Problem to work on:
Every record here should be printed again exactly.
=== Data for review ===
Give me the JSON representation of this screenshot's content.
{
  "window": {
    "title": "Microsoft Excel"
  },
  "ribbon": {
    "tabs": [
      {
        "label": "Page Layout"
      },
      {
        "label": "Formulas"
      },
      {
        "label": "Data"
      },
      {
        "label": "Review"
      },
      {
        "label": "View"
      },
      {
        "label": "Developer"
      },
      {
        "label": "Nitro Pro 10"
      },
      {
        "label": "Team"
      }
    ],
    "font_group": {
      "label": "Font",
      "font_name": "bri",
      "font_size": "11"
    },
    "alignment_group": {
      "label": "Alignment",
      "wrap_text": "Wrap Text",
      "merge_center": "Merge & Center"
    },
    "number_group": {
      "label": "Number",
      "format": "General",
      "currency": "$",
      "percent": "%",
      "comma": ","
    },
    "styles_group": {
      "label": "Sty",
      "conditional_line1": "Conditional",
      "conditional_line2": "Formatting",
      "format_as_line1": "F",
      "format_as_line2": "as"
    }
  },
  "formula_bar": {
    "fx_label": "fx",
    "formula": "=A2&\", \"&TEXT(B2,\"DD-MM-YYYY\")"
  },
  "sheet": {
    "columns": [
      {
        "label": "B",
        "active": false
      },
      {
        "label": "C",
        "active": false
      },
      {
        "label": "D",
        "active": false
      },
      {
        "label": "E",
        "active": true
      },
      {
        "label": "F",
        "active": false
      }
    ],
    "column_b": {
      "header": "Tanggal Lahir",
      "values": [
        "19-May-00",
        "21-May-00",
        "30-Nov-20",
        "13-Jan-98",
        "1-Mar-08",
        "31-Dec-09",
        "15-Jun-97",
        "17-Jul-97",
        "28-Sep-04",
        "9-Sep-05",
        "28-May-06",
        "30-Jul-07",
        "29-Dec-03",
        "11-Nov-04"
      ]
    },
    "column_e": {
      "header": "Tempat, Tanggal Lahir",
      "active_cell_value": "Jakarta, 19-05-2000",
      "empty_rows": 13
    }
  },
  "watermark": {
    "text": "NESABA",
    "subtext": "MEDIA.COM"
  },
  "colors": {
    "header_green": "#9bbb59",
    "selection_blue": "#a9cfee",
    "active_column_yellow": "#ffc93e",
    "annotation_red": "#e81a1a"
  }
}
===
Response box:
Give me the JSON representation of this screenshot's content.
{
  "window": {
    "title": "Microsoft Excel"
  },
  "ribbon": {
    "tabs": [
      {
        "label": "Page Layout"
      },
      {
        "label": "Formulas"
      },
      {
        "label": "Data"
      },
      {
        "label": "Review"
      },
      {
        "label": "View"
      },
      {
        "label": "Developer"
      },
      {
        "label": "Nitro Pro 10"
      },
      {
        "label": "Team"
      }
    ],
    "font_group": {
      "label": "Font",
      "font_name": "bri",
      "font_size": "11"
    },
    "alignment_group": {
      "label": "Alignment",
      "wrap_text": "Wrap Text",
      "merge_center": "Merge & Center"
    },
    "number_group": {
      "label": "Number",
      "format": "General",
      "currency": "$",
      "percent": "%",
      "comma": ","
    },
    "styles_group": {
      "label": "Sty",
      "conditional_line1": "Conditional",
      "conditional_line2": "Formatting",
      "format_as_line1": "F",
      "format_as_line2": "as"
    }
  },
  "formula_bar": {
    "fx_label": "fx",
    "formula": "=A2&\", \"&TEXT(B2,\"DD-MM-YYYY\")"
  },
  "sheet": {
    "columns": [
      {
        "label": "B",
        "active": false
      },
      {
        "label": "C",
        "active": false
      },
      {
        "label": "D",
        "active": false
      },
      {
        "label": "E",
        "active": true
      },
      {
        "label": "F",
        "active": false
      }
    ],
    "column_b": {
      "header": "Tanggal Lahir",
      "values": [
        "19-May-00",
        "21-May-00",
        "30-Nov-20",
        "13-Jan-98",
        "1-Mar-08",
        "31-Dec-09",
        "15-Jun-97",
        "17-Jul-97",
        "28-Sep-04",
        "9-Sep-05",
        "28-May-06",
        "30-Jul-07",
        "29-Dec-03",
        "11-Nov-04"
      ]
    },
    "column_e": {
      "header": "Tempat, Tanggal Lahir",
      "active_cell_value": "Jakarta, 19-05-2000",
      "empty_rows": 13
    }
  },
  "watermark": {
    "text": "NESABA",
    "subtext": "MEDIA.COM"
  },
  "colors": {
    "header_green": "#9bbb59",
    "selection_blue": "#a9cfee",
    "active_column_yellow": "#ffc93e",
    "annotation_red": "#e81a1a"
  }
}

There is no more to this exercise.